Why? The Authority claims they are providing network businesses with a five- year window to bring their networks up to scratch, yet enable cost-reflective pricing (assumes a lower cost to consumers) and make their networks capable of dealing with greater amounts of DER.
So the solar user consumer today gets compromised for the benefit of net- work distribution businesses who have not invested in their networks in the past, especially in the LV part of their systems. SEANZanditsmembershavegreatervis- ibility of LV networks than their owners in most cases, a point lost on the owner and regulators.
As an aside, the SEANZ analysis also proved what we all know but the industry, including regulators, refuse to acknowl- edge it (for obvious reasons). The variation of voltages across New Zealand’s electricity distribution networks is way beyond the legal requirement under the Electricity Act of 230V + or – 6 percent.
Our data shows variations measured by the inverters that far exceed this legal requirement by well over 12 percent. What is the impact? Who is responsible? How is this being managed? Is it part of the five- year, get-your-networks-right approach? Questions abound, with no answers.
SEANZ engages across the sector to address the barriers and unlock the significant universally-acknowledged potential of DER.
Our on-going engagement with Ministers and policy makers aims to ensure electricity market settings reflect how we are using and will use electricity and energy in the future, not how we have in the past.
This has revealed a number of key areas that can drive greater uptake of DER across the market segments more quickly. So, what are some of the immediate actions we need to unlock DER and to build a flexible market in New Zealand?
Disallow network companies from
charging for exporting power to net- works, an anti-competitive behaviour. Solar PV prosumers don’t charge for locational generation or providing services to support the network and supply other consumers
Implement an online universal connection agreement across all network distribution companies in New Zealand where cited New Zealand standards are used as the default for the technologies
Activate instantaneous net metering for 3-phase connections with solar PV/ storage, to stop wasted generation
Enable further and legitimise the Multiple Trading Relationships (MTR) initiative, a process that allows con- sumers to buy energy from multiple sources - a retailer, a solar aggregator, your next-door neighbour or a business down the road who has solar PV, to reduce costs
And at a political ministerial level:

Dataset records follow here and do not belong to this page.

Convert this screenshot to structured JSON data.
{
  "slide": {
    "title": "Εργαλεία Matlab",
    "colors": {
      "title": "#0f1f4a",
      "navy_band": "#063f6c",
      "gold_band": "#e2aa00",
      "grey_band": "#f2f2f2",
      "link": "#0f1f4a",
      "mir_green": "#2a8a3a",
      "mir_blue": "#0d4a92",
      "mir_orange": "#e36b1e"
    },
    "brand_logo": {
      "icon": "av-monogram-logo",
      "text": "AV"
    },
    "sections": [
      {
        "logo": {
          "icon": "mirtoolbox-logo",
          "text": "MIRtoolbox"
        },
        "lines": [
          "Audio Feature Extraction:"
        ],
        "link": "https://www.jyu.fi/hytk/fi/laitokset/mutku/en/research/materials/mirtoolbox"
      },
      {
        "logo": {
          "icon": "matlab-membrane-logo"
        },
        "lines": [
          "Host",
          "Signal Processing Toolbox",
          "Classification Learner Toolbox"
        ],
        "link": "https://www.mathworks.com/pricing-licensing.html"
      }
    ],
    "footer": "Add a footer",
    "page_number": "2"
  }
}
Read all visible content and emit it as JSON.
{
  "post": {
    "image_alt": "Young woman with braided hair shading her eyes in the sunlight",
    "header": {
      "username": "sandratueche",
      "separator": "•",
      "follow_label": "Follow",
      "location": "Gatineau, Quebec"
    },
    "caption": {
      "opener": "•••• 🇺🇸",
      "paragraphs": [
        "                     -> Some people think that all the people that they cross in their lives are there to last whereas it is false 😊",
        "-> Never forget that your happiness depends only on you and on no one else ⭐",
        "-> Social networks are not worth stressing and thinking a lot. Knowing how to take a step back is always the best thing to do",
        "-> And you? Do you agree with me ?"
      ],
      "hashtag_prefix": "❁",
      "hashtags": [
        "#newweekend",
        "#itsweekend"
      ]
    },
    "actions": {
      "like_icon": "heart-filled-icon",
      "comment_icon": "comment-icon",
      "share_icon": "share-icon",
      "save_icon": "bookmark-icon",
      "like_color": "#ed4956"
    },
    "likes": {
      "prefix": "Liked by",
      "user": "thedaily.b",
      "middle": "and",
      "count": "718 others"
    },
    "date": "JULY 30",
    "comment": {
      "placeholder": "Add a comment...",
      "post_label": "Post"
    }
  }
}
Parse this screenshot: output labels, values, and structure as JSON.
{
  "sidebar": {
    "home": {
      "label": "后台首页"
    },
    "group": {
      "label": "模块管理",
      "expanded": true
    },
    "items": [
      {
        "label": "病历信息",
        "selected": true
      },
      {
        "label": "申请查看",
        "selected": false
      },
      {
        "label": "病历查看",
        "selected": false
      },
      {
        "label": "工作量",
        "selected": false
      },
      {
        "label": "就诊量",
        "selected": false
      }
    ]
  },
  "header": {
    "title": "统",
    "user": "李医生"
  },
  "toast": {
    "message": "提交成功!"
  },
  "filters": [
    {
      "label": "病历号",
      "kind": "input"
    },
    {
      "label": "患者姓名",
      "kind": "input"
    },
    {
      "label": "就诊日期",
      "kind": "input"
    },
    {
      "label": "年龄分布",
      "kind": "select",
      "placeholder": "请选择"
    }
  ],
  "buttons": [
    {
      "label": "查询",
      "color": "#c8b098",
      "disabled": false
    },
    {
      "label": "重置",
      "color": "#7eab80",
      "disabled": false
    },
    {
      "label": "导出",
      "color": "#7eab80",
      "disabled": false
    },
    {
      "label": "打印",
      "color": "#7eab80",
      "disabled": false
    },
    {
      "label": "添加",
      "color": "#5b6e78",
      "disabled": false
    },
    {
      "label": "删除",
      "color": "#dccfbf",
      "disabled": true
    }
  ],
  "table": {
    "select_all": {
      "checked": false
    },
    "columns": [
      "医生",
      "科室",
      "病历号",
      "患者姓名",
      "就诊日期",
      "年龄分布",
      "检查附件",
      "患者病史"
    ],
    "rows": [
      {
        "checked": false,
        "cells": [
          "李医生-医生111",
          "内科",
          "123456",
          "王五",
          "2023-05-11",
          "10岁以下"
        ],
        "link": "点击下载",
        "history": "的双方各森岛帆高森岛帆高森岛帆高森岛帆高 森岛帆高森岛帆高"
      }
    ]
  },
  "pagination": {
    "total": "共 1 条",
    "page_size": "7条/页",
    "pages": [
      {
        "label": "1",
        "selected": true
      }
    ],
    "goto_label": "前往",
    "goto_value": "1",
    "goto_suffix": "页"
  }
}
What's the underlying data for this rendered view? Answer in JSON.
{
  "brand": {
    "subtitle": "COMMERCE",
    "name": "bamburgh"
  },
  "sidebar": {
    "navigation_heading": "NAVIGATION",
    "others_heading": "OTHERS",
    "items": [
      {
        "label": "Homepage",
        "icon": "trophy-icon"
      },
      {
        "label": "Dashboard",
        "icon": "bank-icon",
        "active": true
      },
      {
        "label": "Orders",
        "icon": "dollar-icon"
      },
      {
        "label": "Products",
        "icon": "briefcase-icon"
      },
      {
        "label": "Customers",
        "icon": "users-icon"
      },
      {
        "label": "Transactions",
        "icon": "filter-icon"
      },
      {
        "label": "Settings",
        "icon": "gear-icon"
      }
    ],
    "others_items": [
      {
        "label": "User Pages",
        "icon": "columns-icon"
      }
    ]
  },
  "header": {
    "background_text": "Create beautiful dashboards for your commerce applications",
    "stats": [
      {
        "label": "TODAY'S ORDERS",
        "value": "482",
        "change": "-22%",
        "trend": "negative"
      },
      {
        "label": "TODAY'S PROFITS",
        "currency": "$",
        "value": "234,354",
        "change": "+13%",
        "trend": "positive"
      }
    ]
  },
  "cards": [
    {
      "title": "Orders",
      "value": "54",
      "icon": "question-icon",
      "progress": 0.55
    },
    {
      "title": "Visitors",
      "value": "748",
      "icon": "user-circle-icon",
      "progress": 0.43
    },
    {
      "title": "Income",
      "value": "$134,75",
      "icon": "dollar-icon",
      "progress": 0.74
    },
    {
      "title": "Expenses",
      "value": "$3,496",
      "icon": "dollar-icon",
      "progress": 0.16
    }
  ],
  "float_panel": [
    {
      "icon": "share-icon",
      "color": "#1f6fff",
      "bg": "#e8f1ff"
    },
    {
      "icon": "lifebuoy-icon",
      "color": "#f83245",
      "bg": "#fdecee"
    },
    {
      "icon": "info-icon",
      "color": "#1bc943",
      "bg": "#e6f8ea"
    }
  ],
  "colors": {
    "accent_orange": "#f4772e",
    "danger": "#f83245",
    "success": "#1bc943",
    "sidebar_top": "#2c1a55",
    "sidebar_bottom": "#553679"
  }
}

• Publish an Updated National Energy Policy that details DER and the flexibility market.
Members in the SEANZ group are out there every day helping build a part of the electricity system and market that New Zealand needs to cope with the heavy lifting required for the forecast rapid electrification and uptake of renewable, distributed energy resources. SEANZ moves to pave the way. For that to happen we need regulatory change.
SEANZ’ goal is to advocate for and facilitate the development of a low-cost, low-emission and reliable energy network by establishing and maintaining the platforms on which the technology, stakeholders, legislation, policy, events and standards operate.
The association is independent of government and the electricity supply industry (ESI) and represents manufacturers, system integrators, distributors, retailers, technology companies and end-users of solar, batteries, home and building energy management systems and associated consumer-centric energy technology including tools and applications for self-generation and demand management.
Its members design, build and deliver solar, wind, and water generation, battery storage, and integrated systems solutions at residential, commercial, and utility scale.
– Brendan Winitana Executive chairman, SEANZ